| Exercise |
Starting with the line with "Enumerate this screenshot's" in the entries below and going on through the line with "Transcribe this image's", output every line exactly and nothing more. No pictures.

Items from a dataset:

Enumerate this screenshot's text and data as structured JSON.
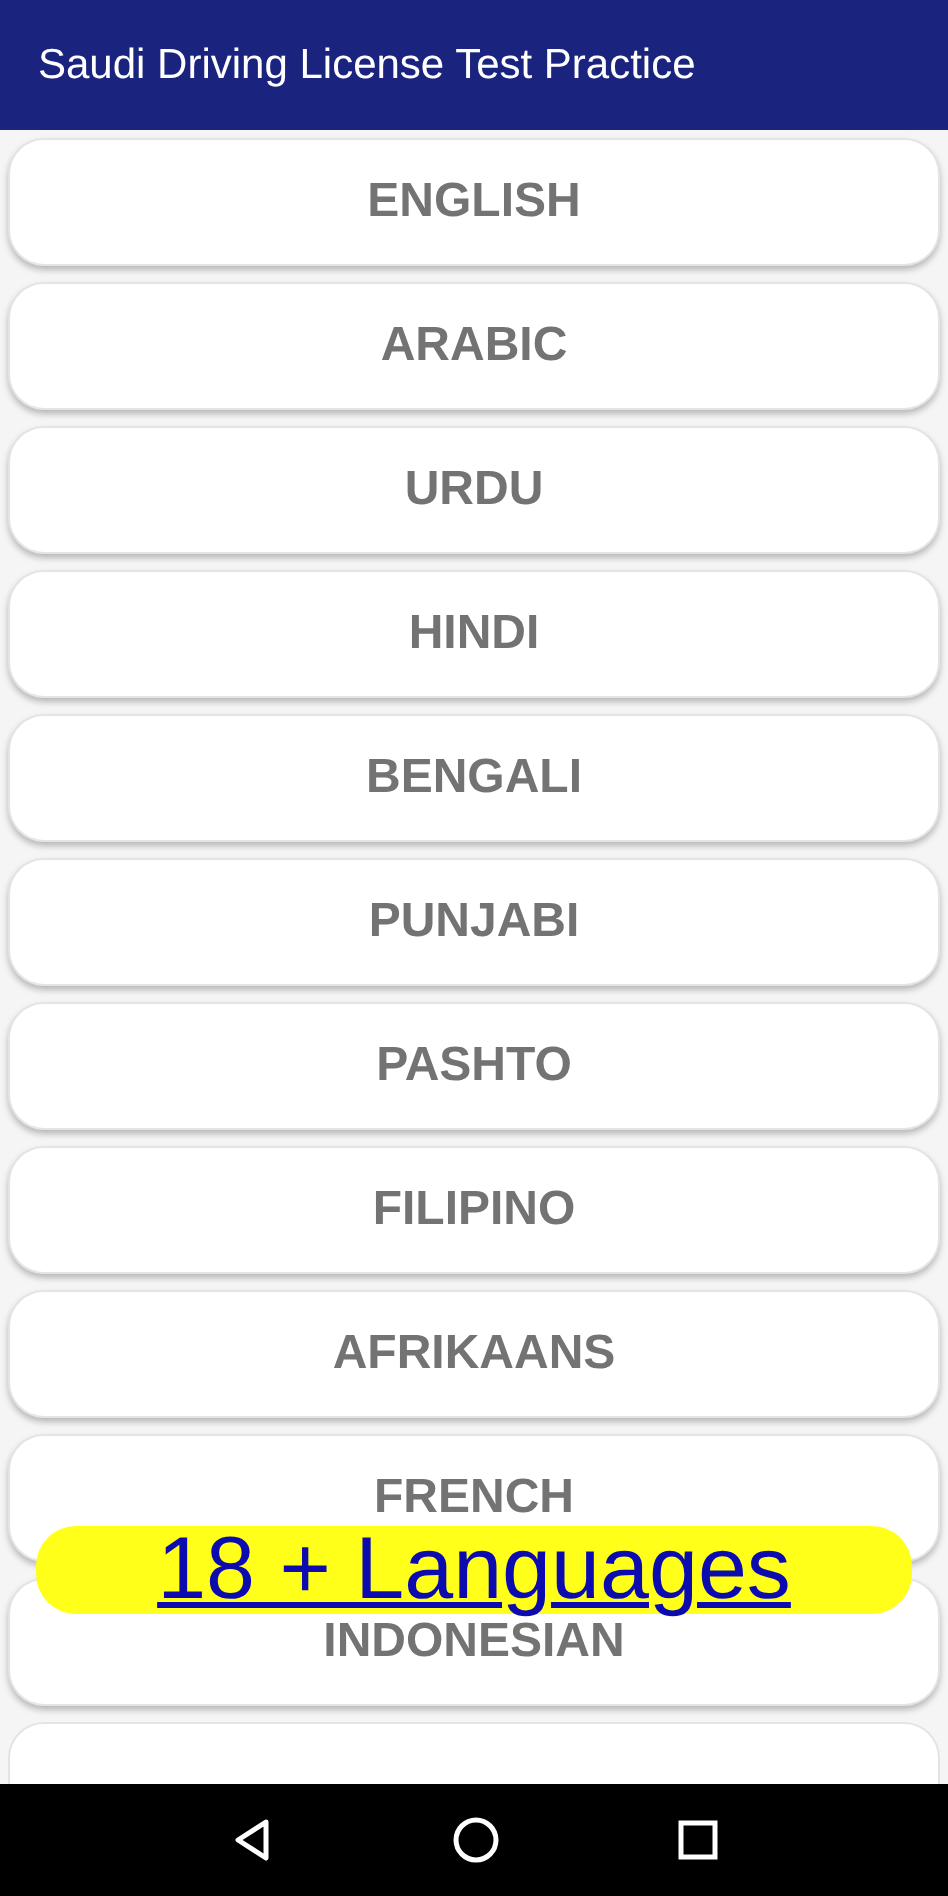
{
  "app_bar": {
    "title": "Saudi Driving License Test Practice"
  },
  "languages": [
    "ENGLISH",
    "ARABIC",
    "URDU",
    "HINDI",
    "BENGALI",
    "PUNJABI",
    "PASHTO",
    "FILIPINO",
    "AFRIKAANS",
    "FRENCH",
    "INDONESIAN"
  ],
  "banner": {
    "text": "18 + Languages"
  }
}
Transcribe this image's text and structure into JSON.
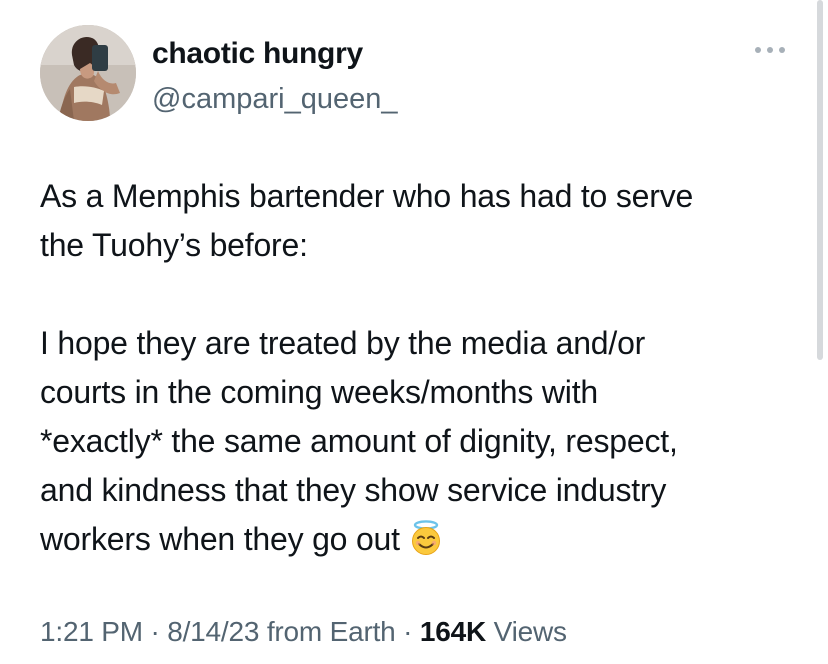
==
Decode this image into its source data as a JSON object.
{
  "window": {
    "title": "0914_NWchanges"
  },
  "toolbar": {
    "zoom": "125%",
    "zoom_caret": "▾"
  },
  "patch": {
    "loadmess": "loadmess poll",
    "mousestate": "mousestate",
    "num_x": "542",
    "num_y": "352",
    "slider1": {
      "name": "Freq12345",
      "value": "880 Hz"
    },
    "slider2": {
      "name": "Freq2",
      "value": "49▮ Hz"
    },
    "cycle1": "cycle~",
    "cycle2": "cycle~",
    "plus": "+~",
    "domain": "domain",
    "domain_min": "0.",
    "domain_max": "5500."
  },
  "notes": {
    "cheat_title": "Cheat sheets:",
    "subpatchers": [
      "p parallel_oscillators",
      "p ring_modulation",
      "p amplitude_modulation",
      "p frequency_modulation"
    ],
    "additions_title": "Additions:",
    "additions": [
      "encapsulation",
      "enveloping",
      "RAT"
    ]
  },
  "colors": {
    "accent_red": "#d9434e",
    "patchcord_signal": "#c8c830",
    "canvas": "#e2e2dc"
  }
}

| Solution to the exercise |
Enumerate this screenshot's text and data as structured JSON.
{
  "app_bar": {
    "title": "Saudi Driving License Test Practice"
  },
  "languages": [
    "ENGLISH",
    "ARABIC",
    "URDU",
    "HINDI",
    "BENGALI",
    "PUNJABI",
    "PASHTO",
    "FILIPINO",
    "AFRIKAANS",
    "FRENCH",
    "INDONESIAN"
  ],
  "banner": {
    "text": "18 + Languages"
  }
}
Transcribe this image's text and structure into JSON.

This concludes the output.